“Analysis of the patient cohort from the four-year global ENGAGE registry included several anatomically challenging sub-groups: short, highly angulated, and calcium/thrombus burdened abdominal aortic aneurysm necks. These mid-term outcomes offer clinical insight into the treatment of aneurysm neck anatomies relevant and applicable to current clinical practice and real world settings,” said Verhagen.
At four-years, no significant differences were found between the short neck (>=10-<15mm) and standard neck (>=15mm) cohorts in terms of type Ia endoleak rate and aneurysm diameter increase. Low rates of aneurysm rupture and conversion to open surgery were demonstrated through four-year follow-up, and there was no significant difference between the cohorts in terms of secondary endovascular procedures. Freedom from aneurysm-related mortality at four-years was 99.2% for the short neck cohort and 98.3% for the standard length necks.
The Endurant stent graft system is approved outside of the USA for use in patients with aneurysm neck lengths of >=10mm and <=60 degrees infra-renal angulation and >=15mm with <=75 degrees infra-renal angulation. In the USA, the Endurant stent graft system is indicated for necks >=10mm and <=60 degrees infra-renal angulation.
The Endurant system received the CE mark in June 2008, and since then the global ENGAGE registry has enrolled more than 1,200 patients at 79 sites across six continents. US Food and Drug Administration (FDA) approval was received in December 2010. With ten-year follow-up planned for all patients, the ENGAGE registry represents the most robust post-market registry ever initiated.

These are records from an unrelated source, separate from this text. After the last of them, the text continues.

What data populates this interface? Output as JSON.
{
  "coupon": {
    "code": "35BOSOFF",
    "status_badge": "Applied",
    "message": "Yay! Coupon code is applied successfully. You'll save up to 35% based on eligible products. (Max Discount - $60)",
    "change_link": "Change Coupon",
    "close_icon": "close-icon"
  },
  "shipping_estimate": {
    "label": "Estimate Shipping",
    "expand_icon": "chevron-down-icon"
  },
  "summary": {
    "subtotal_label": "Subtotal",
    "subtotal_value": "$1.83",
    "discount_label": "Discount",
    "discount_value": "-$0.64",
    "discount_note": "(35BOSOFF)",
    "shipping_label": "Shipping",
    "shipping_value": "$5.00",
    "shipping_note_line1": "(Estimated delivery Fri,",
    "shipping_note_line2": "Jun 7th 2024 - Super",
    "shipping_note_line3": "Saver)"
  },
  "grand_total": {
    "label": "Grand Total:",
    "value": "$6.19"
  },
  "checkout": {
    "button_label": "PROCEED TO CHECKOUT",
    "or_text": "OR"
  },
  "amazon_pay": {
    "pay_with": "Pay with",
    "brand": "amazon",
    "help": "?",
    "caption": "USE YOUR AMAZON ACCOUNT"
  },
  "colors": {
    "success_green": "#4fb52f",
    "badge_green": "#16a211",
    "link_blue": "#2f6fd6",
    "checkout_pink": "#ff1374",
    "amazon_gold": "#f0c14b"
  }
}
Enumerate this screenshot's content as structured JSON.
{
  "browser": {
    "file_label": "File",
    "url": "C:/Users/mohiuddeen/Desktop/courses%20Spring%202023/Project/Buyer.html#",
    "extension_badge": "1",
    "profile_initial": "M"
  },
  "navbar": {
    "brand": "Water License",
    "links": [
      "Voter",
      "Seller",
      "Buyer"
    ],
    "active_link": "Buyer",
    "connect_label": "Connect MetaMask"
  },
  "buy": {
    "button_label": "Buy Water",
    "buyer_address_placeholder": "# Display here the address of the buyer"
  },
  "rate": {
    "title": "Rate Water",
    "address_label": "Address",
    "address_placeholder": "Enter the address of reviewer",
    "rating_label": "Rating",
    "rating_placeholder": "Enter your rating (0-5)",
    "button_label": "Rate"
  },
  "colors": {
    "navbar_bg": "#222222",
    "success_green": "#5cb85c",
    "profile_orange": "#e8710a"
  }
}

Marc RHM van Sambeek, Department of Vascular Surgery, Catharina Hospital, Eindhoven, the Netherlands, will report on the four-year full cohort analysis from the global ENGAGE registry at the VEITHsymposium on 21 November.